Students at Emeline Carpenter and Fredonia Elementary Schools and the communities that rely on them are the true victims of the growing crisis that NISD is struggling to respond to. Understanding the context of this crisis requires stepping back to the early part of this century before George W. Bush ran for president. Back then changes in population demographics were sending the educational testing industry into a death spiral. Their solution was to heavily invest in the candidacy of George W. Bush for president. He paid them back handsomely with his “No Child Left Behind” (NCLB) program, which is better understood to be “No Educational Testing Company Left Behind.” NCLB proved to be a boon for this profit-seeking private industry and has plagued education ever since. 

A study published in September 2017 by the Economic Policy Institute, “Education Inequalities at the School Starting Gate,” make it clear that testing can, at best, only reveal the problem. “Extensive research has conclusively demonstrated that children’s social class is one of the most significant predictors—if not the single most significant predictor—of their educational success. Moreover, it is increasingly apparent that performance gaps by social class take root in the earliest years of children’s lives and fail to narrow in the years that follow. That is, children who start behind stay behind—they are rarely able to make up the lost ground.” 

At a recent meeting of the Democratic Women of Nacogdoches, I was shocked to see that they were taking up a collection to acquire pencils, tape, and staplers for Carpenter Elementary school. A school district that can’t afford to provide these basic supplies shouldn’t wonder if students are failing to achieve adequate STAAR scores.
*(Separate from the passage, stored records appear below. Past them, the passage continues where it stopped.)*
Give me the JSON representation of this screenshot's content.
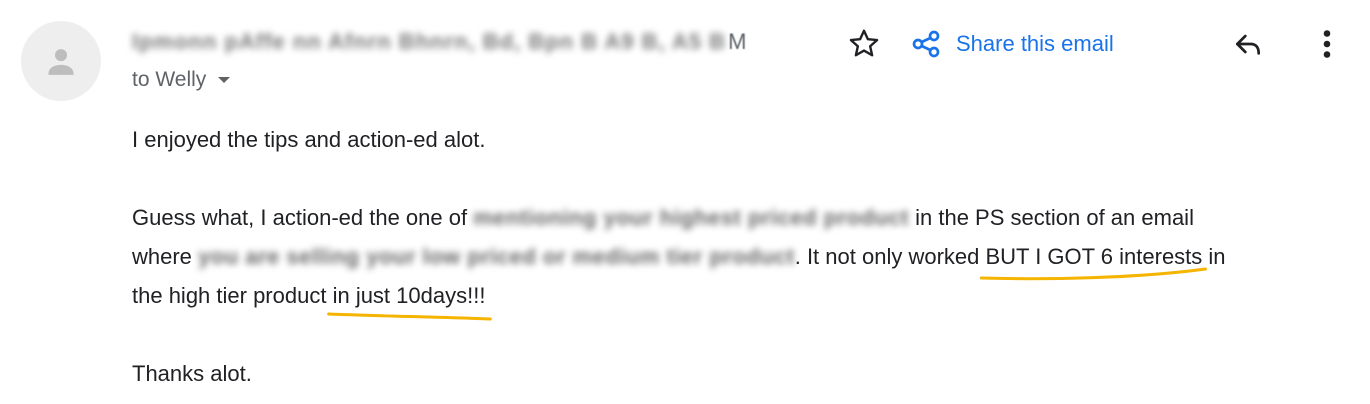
{
  "header": {
    "sender_blurred": "Ipmonn pAffe nn Afnrn Bhnrn, Bd, Bpn B A9 B, A5 B",
    "sender_suffix": "M",
    "to_label": "to Welly",
    "share_label": "Share this email"
  },
  "icons": {
    "avatar": "person-avatar-icon",
    "star": "star-outline-icon",
    "share": "share-icon",
    "reply": "reply-icon",
    "more": "more-vert-icon",
    "dropdown": "dropdown-arrow-icon"
  },
  "colors": {
    "accent_blue": "#1a73e8",
    "highlight_underline": "#f5b400",
    "text_primary": "#202124",
    "text_secondary": "#5f6368"
  },
  "message": {
    "p1": "I enjoyed the tips and action-ed alot.",
    "p2_a": "Guess what, I action-ed the one of ",
    "p2_blur1": "mentioning your highest priced product",
    "p2_b": " in the PS section of an email",
    "p2_c": "where ",
    "p2_blur2": "you are selling your low priced or medium tier product",
    "p2_d": ". It not only worked ",
    "p2_hl1": "BUT I GOT 6 interests",
    "p2_e": " in",
    "p2_f": "the high tier product ",
    "p2_hl2": "in just 10days!!!",
    "p3": "Thanks alot."
  }
}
The whole thrust of the state of Texas’s approach overlooks the socio-economic status of struggling school districts, preferring to blame teachers, principals, and students for poor results. Rather than addressing the fundamentals causing the problem, ISD’s are threatened with having to surrender their schools to management by Charter organizations. This is the height of injustice. Unnecessary privatization by the testing industry is part of the problem and to compound it by offering privatized solutions is totally unacceptable.

We need to work on solutions that build up our communities with sensible and effective economic development approaches. The State of Texas and Nacogdoches can do much better than terrorize communities that have been neglected through no fault of their own. We must challenge our State and local leadership to rise to the occasion and not punish the victims of reckless privatization with more of the same.